** Activity **
Exactly reproduce all the records, keeping pictures out of the copy.

(Available records)

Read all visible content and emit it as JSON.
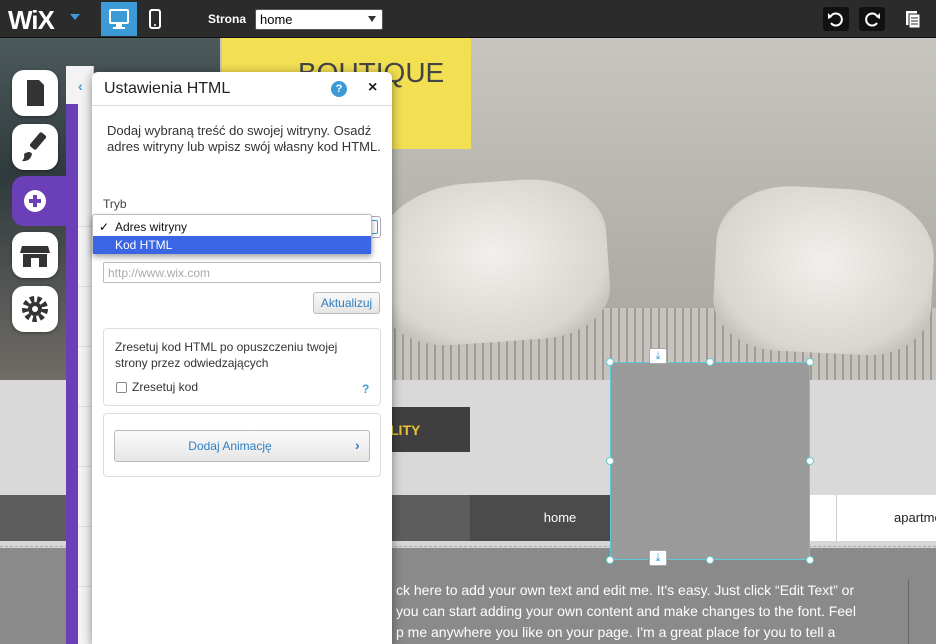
{
  "topbar": {
    "logo": "WiX",
    "page_label": "Strona",
    "page_value": "home"
  },
  "site": {
    "boutique_text": "BOUTIQUE\nHOTEL",
    "quality_text": "LITY",
    "nav_home": "home",
    "nav_apartments": "apartments",
    "content_lines": [
      "ck here to add your own text and edit me. It's easy. Just click “Edit Text” or",
      " you can start adding your own content and make changes to the font. Feel",
      "p me anywhere you like on your page. I'm a great place for you to tell a"
    ]
  },
  "dialog": {
    "title": "Ustawienia HTML",
    "help": "?",
    "close": "×",
    "description": "Dodaj wybraną treść do swojej witryny. Osadź adres witryny lub wpisz swój własny kod HTML.",
    "mode_label": "Tryb",
    "dropdown": {
      "check": "✓",
      "options": [
        "Adres witryny",
        "Kod HTML"
      ]
    },
    "url_placeholder": "http://www.wix.com",
    "update_button": "Aktualizuj",
    "reset_text": "Zresetuj kod HTML po opuszczeniu twojej strony przez odwiedzających",
    "reset_label": "Zresetuj kod",
    "reset_help": "?",
    "animation_button": "Dodaj Animację",
    "animation_chevron": "›"
  },
  "colors": {
    "accent": "#3c9bd6",
    "purple": "#6a3fb8",
    "selected_highlight": "#3a66e6"
  }
}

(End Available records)

** Output for this task **
Read all visible content and emit it as JSON.
{
  "topbar": {
    "logo": "WiX",
    "page_label": "Strona",
    "page_value": "home"
  },
  "site": {
    "boutique_text": "BOUTIQUE\nHOTEL",
    "quality_text": "LITY",
    "nav_home": "home",
    "nav_apartments": "apartments",
    "content_lines": [
      "ck here to add your own text and edit me. It's easy. Just click “Edit Text” or",
      " you can start adding your own content and make changes to the font. Feel",
      "p me anywhere you like on your page. I'm a great place for you to tell a"
    ]
  },
  "dialog": {
    "title": "Ustawienia HTML",
    "help": "?",
    "close": "×",
    "description": "Dodaj wybraną treść do swojej witryny. Osadź adres witryny lub wpisz swój własny kod HTML.",
    "mode_label": "Tryb",
    "dropdown": {
      "check": "✓",
      "options": [
        "Adres witryny",
        "Kod HTML"
      ]
    },
    "url_placeholder": "http://www.wix.com",
    "update_button": "Aktualizuj",
    "reset_text": "Zresetuj kod HTML po opuszczeniu twojej strony przez odwiedzających",
    "reset_label": "Zresetuj kod",
    "reset_help": "?",
    "animation_button": "Dodaj Animację",
    "animation_chevron": "›"
  },
  "colors": {
    "accent": "#3c9bd6",
    "purple": "#6a3fb8",
    "selected_highlight": "#3a66e6"
  }
}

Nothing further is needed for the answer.